Interface dataset entries:
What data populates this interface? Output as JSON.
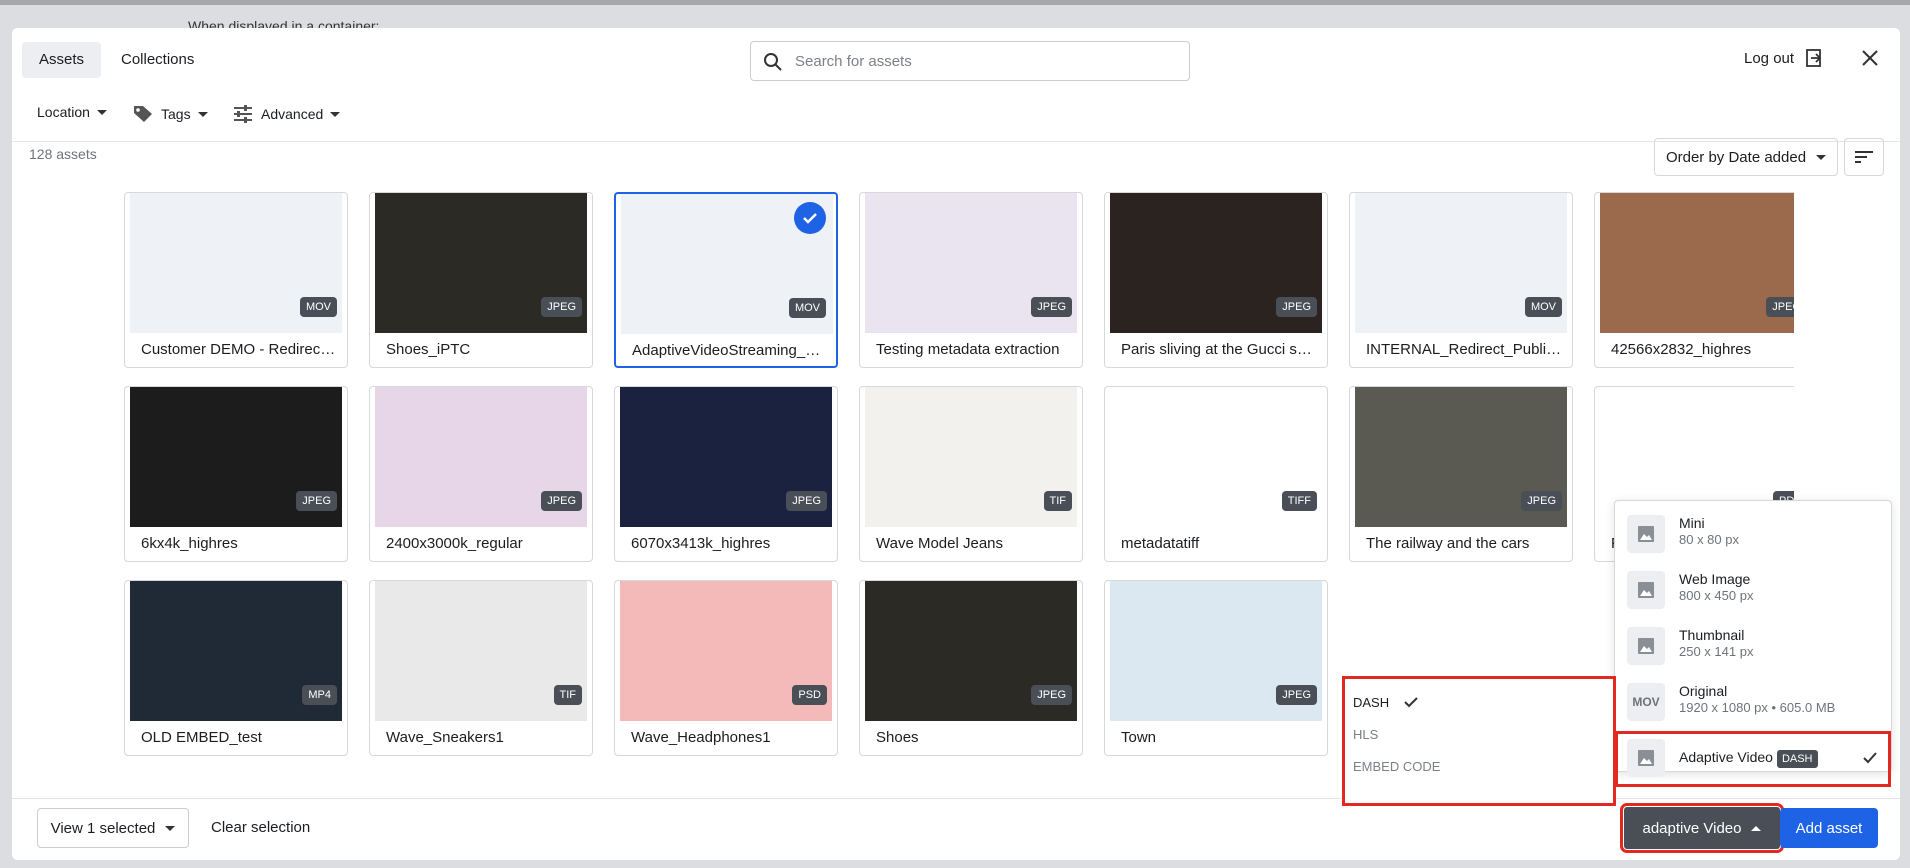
{
  "background": {
    "text": "When displayed in a container:"
  },
  "header": {
    "tabs": [
      {
        "label": "Assets",
        "active": true
      },
      {
        "label": "Collections",
        "active": false
      }
    ],
    "search_placeholder": "Search for assets",
    "logout_label": "Log out",
    "filters": [
      {
        "label": "Location"
      },
      {
        "label": "Tags"
      },
      {
        "label": "Advanced"
      }
    ]
  },
  "toolbar": {
    "asset_count": "128 assets",
    "order_label": "Order by Date added"
  },
  "assets": [
    {
      "name": "Customer DEMO - Redirect Public Links to DAT Preset (Image Optimization)",
      "type": "MOV",
      "selected": false,
      "thumb_color": "#eef1f6"
    },
    {
      "name": "Shoes_iPTC",
      "type": "JPEG",
      "selected": false,
      "thumb_color": "#2c2a24"
    },
    {
      "name": "AdaptiveVideoStreaming_Customer",
      "type": "MOV",
      "selected": true,
      "thumb_color": "#eef1f6"
    },
    {
      "name": "Testing metadata extraction",
      "type": "JPEG",
      "selected": false,
      "thumb_color": "#e9e4ef"
    },
    {
      "name": "Paris sliving at the Gucci show",
      "type": "JPEG",
      "selected": false,
      "thumb_color": "#2b2320"
    },
    {
      "name": "INTERNAL_Redirect_Public_Links",
      "type": "MOV",
      "selected": false,
      "thumb_color": "#eef1f6"
    },
    {
      "name": "42566x2832_highres",
      "type": "JPEG",
      "selected": false,
      "thumb_color": "#9b6a4c"
    },
    {
      "name": "6kx4k_highres",
      "type": "JPEG",
      "selected": false,
      "thumb_color": "#1c1c1c"
    },
    {
      "name": "2400x3000k_regular",
      "type": "JPEG",
      "selected": false,
      "thumb_color": "#e6d6e8"
    },
    {
      "name": "6070x3413k_highres",
      "type": "JPEG",
      "selected": false,
      "thumb_color": "#1a2240"
    },
    {
      "name": "Wave Model Jeans",
      "type": "TIF",
      "selected": false,
      "thumb_color": "#f3f1ee"
    },
    {
      "name": "metadatatiff",
      "type": "TIFF",
      "selected": false,
      "thumb_color": "#ffffff"
    },
    {
      "name": "The railway and the cars",
      "type": "JPEG",
      "selected": false,
      "thumb_color": "#5a5a52"
    },
    {
      "name": "FAQ",
      "type": "PDF",
      "selected": false,
      "thumb_color": "#ffffff"
    },
    {
      "name": "OLD EMBED_test",
      "type": "MP4",
      "selected": false,
      "thumb_color": "#1f2a36"
    },
    {
      "name": "Wave_Sneakers1",
      "type": "TIF",
      "selected": false,
      "thumb_color": "#e9e9e9"
    },
    {
      "name": "Wave_Headphones1",
      "type": "PSD",
      "selected": false,
      "thumb_color": "#f4b9b9"
    },
    {
      "name": "Shoes",
      "type": "JPEG",
      "selected": false,
      "thumb_color": "#2c2a24"
    },
    {
      "name": "Town",
      "type": "JPEG",
      "selected": false,
      "thumb_color": "#dbe8f2"
    }
  ],
  "footer": {
    "view_selected_label": "View 1 selected",
    "clear_label": "Clear selection",
    "format_button_label": "adaptive Video",
    "add_button_label": "Add asset"
  },
  "format_menu": [
    {
      "name": "Mini",
      "desc": "80 x 80 px",
      "icon": "image-icon"
    },
    {
      "name": "Web Image",
      "desc": "800 x 450 px",
      "icon": "image-icon"
    },
    {
      "name": "Thumbnail",
      "desc": "250 x 141 px",
      "icon": "image-icon"
    },
    {
      "name": "Original",
      "desc": "1920 x 1080 px  •  605.0 MB",
      "icon": "MOV"
    },
    {
      "name": "Adaptive Video",
      "tag": "DASH",
      "icon": "image-icon",
      "selected": true
    }
  ],
  "stream_menu": [
    {
      "label": "DASH",
      "checked": true
    },
    {
      "label": "HLS",
      "checked": false
    },
    {
      "label": "EMBED CODE",
      "checked": false
    }
  ],
  "colors": {
    "accent": "#1e63e6",
    "highlight": "#e2281f",
    "badge": "#4a4f57"
  }
}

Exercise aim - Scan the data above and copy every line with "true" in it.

Answer box -
        "active": true
      "selected": true,
      "selected": true
      "checked": true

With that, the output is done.